Fifteen years after graduating from dental school I was searching for answers.
I barely knew what questions to ask because there was no guidebook to learning how to practice dentistry and live the life I imagined. I read every book including Juggling for Dummies. Then I stumbled across The Pankey Institute, and I knew my search was over. Back then the program consisted of five continuums. At C1, I was lucky enough to meet Dr. William Davis, the co-author of the then recently published book A Philosophy of the Practice of Dentistry, with Dr. L.D. Pankey.
At the end of classes one day, I stayed behind to talk with “Bill” about philosophy.
I always had an interest in philosophy, but Bill discussed how Dr. Pankey applied philosophy to a dental practice. We spoke into the evening and through the week. I told him that this philosophy sounded a lot like a garden variety of personal development. It was loaded with quotes from Napoleon Hill and Dale Carnegie, yet I felt there was more to it; after all, Pankey had studied “real” Aristotelian philosophy at Northwestern University.
I was never satisfied with the explanation of the philosophy consisting of the graphical “Pankey Crosses.”
From that week on I took my studies deeper. My search for answers continued, but now I was on a path. I realized that if I was going to apply philosophy to my practice it required behavioral changes. The Pankey Philosophy was more than a moral philosophy which is projected and leads to judgements about the way others do dentistry. I realized that this philosophy was a personal and practical philosophy which was designed to direct my own behavior.

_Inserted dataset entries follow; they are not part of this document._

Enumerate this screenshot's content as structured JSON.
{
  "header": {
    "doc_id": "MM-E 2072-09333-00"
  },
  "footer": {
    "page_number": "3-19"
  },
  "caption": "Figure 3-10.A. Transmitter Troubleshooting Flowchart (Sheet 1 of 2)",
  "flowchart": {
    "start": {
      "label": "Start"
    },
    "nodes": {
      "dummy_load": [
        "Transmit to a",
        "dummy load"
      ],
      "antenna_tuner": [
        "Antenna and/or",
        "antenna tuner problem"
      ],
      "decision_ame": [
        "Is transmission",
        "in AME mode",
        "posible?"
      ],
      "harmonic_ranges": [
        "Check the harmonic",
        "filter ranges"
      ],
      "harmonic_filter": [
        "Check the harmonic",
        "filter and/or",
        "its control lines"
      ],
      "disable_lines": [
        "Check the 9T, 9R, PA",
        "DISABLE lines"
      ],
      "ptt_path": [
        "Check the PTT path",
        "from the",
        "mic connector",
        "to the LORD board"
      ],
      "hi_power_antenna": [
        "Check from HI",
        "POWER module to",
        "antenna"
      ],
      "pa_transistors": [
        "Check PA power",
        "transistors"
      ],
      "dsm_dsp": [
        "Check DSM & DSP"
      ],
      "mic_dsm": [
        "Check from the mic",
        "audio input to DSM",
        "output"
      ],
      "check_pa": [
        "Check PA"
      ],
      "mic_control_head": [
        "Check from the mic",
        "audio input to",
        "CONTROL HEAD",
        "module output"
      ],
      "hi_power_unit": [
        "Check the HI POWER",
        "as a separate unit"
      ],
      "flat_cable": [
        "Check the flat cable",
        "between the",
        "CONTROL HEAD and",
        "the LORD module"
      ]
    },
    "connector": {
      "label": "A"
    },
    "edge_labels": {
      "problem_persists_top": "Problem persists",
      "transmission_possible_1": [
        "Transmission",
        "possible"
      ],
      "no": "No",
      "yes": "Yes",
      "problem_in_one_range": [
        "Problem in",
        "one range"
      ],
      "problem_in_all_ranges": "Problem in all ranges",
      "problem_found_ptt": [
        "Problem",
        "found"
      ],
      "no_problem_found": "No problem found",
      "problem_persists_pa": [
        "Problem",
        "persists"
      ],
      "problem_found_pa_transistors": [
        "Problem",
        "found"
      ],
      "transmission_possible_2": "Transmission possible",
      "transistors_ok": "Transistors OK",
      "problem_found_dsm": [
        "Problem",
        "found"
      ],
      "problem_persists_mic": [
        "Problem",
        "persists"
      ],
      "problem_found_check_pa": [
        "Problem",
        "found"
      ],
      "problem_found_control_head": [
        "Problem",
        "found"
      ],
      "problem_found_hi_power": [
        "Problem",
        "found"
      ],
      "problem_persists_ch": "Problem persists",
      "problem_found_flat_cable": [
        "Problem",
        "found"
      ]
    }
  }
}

The examination process became very important to me, because by continually perfecting it, I could focus on my behavior and the changes it made. Those personal changes lead to more success and more enjoyment. Slowly I began to appreciate dentistry. I focused on the “apply your knowledge” arm of Dr. Pankey’s Cross of Dentistry. Then, while taking courses in positive psychology, I realized that in order to make real changes I would have to focus on my “character strengths and virtues.”

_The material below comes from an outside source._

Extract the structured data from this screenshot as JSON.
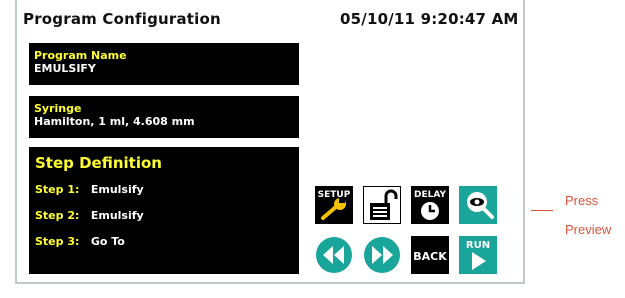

“Dr. Pankey and the Greek philosophers used the word virtues.”
Dr. Pankey and the Greek philosophers used the word virtues. I never truly knew what that meant. Somewhere I read that a virtue is a habit of the mind that is consistent with nature and reason. It can be argued that when L.D. Pankey spoke about care, skill, and judgement, he was speaking about virtues. Not surprisingly the positive psychologists have written about character strengths and virtues.

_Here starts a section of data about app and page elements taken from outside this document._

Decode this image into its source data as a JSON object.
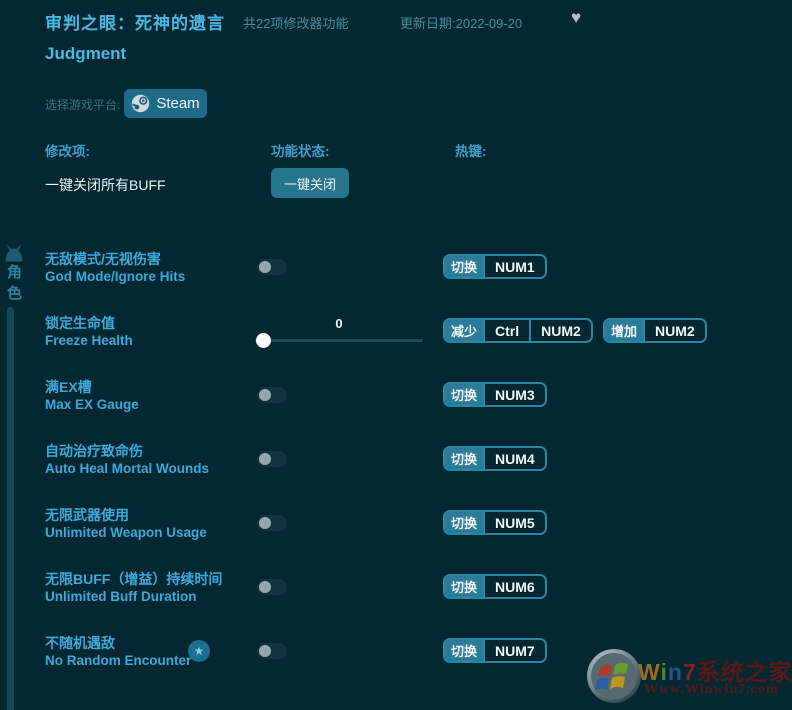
{
  "header": {
    "title_cn": "审判之眼：死神的遗言",
    "title_en": "Judgment",
    "feature_count": "共22项修改器功能",
    "update_date": "更新日期:2022-09-20",
    "heart_icon": "♥",
    "platform_label": "选择游戏平台:",
    "platform_button": "Steam"
  },
  "columns": {
    "item": "修改项:",
    "status": "功能状态:",
    "hotkey": "热键:"
  },
  "master": {
    "label": "一键关闭所有BUFF",
    "button": "一键关闭"
  },
  "sidebar": {
    "category": "角色"
  },
  "icons": {
    "star": "★"
  },
  "cheats": [
    {
      "name_cn": "无敌模式/无视伤害",
      "name_en": "God Mode/Ignore Hits",
      "state": "off",
      "hotkeys": [
        {
          "action": "切换",
          "keys": [
            "NUM1"
          ]
        }
      ]
    },
    {
      "name_cn": "锁定生命值",
      "name_en": "Freeze Health",
      "state": "0",
      "value": "0",
      "hotkeys": [
        {
          "action": "减少",
          "keys": [
            "Ctrl",
            "NUM2"
          ]
        },
        {
          "action": "增加",
          "keys": [
            "NUM2"
          ]
        }
      ]
    },
    {
      "name_cn": "满EX槽",
      "name_en": "Max EX Gauge",
      "state": "off",
      "hotkeys": [
        {
          "action": "切换",
          "keys": [
            "NUM3"
          ]
        }
      ]
    },
    {
      "name_cn": "自动治疗致命伤",
      "name_en": "Auto Heal Mortal Wounds",
      "state": "off",
      "hotkeys": [
        {
          "action": "切换",
          "keys": [
            "NUM4"
          ]
        }
      ]
    },
    {
      "name_cn": "无限武器使用",
      "name_en": "Unlimited Weapon Usage",
      "state": "off",
      "hotkeys": [
        {
          "action": "切换",
          "keys": [
            "NUM5"
          ]
        }
      ]
    },
    {
      "name_cn": "无限BUFF（增益）持续时间",
      "name_en": "Unlimited Buff Duration",
      "state": "off",
      "hotkeys": [
        {
          "action": "切换",
          "keys": [
            "NUM6"
          ]
        }
      ]
    },
    {
      "name_cn": "不随机遇敌",
      "name_en": "No Random Encounter",
      "state": "off",
      "starred": "true",
      "hotkeys": [
        {
          "action": "切换",
          "keys": [
            "NUM7"
          ]
        }
      ]
    }
  ],
  "watermark": {
    "brand_w": "W",
    "brand_i": "i",
    "brand_n": "n",
    "brand_7": "7",
    "brand_cn": "系统之家",
    "url": "Www.Winwin7.com"
  },
  "colors": {
    "background": "#042831",
    "accent_blue": "#4db7e5",
    "row_blue": "#3fa8da",
    "button_teal": "#2a7c99",
    "hotkey_border": "#2e86a6"
  }
}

They have defined twenty-four separate strengths divided into six virtues: wisdom/knowledge, courage, humanity, justice, temperance, and transcendence.
By studying these strengths and virtues and working them into my daily habits, a funny thing happened. Not only did I become a better dentist, but I became a better leader for the first time in my practice. Leadership was the answer I was searching for, and character was the answer to leadership. It has been a long and worthwhile journey that may have ended differently without understanding Dr. Pankey’s philosophy was a personal and practical philosophy that had real meaning for my life.